Minority Languages and Political Participation in Ghana

Multidisciplinary Type I Proposal (exploratory research)

Among the many determinants of political participation, demographic characteristics are often considered a key driver (Olken and Pande, 2019). In ethnically diverse settings, ethnicity is often deeply interrelated with language, and usually ethnic minorities are also language minorities, confounding each other (Alesina et al., 2003; Davies and Elder, 2004). While previous research has focused on the study of ethnicity as a determinant of political participation (Easterly and Levine, 1997; Miguel and Gugerty, 2005), language barriers have been comparatively overlooked, despite the fact that minority language speakers may face different obstacles to participation. Ghana is a highly linguistically fractionalized country, with more than 80 spoken languages. Out of these, only English and six local languages are used in electoral education (EOM, 2020). Thus, the political participation of many citizens may be constrained due to a lack of integration of minority languages in the democratic process. Although there have been efforts by Ghana’s National Commission for Civic Education to provide voter education to minority language speakers, these have reportedly been hampered by scarce resources (EOM, 2020).

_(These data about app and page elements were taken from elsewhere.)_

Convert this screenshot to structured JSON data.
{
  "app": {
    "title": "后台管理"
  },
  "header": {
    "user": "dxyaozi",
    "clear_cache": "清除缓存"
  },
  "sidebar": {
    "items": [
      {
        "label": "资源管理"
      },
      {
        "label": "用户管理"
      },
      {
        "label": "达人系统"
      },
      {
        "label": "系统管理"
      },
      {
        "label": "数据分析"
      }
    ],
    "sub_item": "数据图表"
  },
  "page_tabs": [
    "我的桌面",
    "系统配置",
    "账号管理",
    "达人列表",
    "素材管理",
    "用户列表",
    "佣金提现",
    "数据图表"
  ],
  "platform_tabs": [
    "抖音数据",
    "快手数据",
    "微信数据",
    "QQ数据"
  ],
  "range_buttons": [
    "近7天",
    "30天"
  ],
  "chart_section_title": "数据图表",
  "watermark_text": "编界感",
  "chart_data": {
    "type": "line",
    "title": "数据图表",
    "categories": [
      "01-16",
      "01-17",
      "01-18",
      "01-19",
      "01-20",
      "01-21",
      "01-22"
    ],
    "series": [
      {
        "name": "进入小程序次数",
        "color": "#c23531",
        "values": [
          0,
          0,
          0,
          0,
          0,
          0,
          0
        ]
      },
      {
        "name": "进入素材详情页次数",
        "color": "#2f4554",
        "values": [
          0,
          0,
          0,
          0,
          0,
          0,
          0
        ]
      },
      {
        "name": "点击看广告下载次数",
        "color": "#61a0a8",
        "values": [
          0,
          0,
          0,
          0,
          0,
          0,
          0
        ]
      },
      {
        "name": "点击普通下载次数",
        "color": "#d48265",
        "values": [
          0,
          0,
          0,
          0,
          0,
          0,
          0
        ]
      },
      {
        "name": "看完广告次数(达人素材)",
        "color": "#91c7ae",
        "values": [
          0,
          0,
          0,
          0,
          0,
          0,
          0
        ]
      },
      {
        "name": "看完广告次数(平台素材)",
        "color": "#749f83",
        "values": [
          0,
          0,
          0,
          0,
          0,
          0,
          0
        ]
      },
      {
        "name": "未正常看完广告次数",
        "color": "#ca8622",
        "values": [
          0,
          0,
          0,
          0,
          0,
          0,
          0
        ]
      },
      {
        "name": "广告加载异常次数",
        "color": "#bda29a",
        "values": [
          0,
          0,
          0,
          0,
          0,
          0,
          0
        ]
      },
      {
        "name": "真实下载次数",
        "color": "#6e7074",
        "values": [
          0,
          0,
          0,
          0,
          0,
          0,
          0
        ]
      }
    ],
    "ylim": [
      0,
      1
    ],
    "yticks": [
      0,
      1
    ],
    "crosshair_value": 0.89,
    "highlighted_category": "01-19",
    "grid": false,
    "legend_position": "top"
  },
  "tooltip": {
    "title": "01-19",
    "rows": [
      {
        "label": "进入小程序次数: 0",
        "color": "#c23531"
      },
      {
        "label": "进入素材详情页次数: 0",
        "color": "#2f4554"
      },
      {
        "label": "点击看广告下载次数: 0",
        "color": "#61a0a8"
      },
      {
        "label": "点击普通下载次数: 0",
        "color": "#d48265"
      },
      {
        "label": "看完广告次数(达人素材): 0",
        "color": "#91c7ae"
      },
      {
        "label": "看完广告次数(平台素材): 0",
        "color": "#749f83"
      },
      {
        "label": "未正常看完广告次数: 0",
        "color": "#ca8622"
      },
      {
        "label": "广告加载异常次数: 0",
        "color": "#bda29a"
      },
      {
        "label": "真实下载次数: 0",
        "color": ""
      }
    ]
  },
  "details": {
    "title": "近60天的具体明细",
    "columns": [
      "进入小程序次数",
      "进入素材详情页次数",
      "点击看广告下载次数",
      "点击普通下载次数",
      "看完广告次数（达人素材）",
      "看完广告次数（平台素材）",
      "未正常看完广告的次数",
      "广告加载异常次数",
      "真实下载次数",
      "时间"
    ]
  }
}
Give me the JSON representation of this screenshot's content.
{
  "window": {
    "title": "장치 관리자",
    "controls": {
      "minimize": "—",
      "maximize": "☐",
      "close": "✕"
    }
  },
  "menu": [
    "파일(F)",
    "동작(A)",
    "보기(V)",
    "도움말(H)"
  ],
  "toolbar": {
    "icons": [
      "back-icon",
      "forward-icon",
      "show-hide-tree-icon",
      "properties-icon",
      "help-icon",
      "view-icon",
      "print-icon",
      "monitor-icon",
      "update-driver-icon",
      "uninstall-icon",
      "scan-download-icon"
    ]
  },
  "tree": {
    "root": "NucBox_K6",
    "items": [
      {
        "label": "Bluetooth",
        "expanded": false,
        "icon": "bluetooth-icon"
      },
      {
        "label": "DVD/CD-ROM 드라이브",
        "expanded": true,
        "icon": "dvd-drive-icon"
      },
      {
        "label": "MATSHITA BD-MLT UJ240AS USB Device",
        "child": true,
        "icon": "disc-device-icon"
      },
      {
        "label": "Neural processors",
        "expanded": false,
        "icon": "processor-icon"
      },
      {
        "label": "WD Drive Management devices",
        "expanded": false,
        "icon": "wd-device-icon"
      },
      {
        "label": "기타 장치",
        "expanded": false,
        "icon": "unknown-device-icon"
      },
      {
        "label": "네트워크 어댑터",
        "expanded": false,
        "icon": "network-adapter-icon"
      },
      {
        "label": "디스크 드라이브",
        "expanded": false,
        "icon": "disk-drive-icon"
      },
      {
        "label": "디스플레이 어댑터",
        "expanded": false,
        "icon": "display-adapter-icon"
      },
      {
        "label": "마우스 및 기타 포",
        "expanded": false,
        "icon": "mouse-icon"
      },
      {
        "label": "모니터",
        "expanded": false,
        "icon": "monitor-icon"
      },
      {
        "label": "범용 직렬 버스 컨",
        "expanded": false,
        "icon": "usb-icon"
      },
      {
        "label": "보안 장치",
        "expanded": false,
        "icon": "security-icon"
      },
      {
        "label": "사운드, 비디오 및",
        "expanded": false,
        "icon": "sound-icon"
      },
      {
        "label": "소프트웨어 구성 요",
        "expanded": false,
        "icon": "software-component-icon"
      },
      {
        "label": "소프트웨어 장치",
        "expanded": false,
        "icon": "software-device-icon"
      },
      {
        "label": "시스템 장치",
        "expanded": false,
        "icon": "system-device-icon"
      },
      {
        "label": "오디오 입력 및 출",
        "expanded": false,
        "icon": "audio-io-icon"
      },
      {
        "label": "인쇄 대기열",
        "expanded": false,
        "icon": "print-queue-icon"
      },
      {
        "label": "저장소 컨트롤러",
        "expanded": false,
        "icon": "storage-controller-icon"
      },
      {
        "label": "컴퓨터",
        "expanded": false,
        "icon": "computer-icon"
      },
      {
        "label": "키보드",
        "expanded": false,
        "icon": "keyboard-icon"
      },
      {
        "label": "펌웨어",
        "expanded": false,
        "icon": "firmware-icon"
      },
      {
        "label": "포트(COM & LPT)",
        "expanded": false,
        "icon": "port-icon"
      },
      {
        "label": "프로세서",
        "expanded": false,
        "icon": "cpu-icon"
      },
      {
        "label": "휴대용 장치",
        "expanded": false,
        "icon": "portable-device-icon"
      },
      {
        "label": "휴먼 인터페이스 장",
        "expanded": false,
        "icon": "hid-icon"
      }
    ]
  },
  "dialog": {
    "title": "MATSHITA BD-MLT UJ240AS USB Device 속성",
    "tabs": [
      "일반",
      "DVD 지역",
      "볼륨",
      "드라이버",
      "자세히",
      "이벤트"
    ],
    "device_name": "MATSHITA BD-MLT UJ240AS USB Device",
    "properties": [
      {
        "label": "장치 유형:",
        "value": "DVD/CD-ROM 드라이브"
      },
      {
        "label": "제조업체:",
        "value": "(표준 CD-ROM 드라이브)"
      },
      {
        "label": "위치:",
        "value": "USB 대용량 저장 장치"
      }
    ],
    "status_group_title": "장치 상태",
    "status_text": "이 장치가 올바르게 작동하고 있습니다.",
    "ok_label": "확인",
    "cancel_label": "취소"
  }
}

In this project, we combine methods from economics and linguistics to investigate the barriers to electoral participation for ethnic minorities in Ghana, and potential solutions to address them. First, we intend to explore the extent to which there is a disrupted flow of information due to linguistic frictions in political campaigning, disentangling this aspect from other possible barriers for minorities, such as lack of political trust (Nwankwo and Okafor, 2017), voter intimidation (Adigun, 2020), or lower incomes (Anaman and Bukari, 2021). Second, based on these descriptive findings, we will develop randomizable interventions to overcome specific barriers for informed electoral participation of linguistic minorities.

RFP Cycle:
Multidisciplinary Fall 2023 (RFP 22)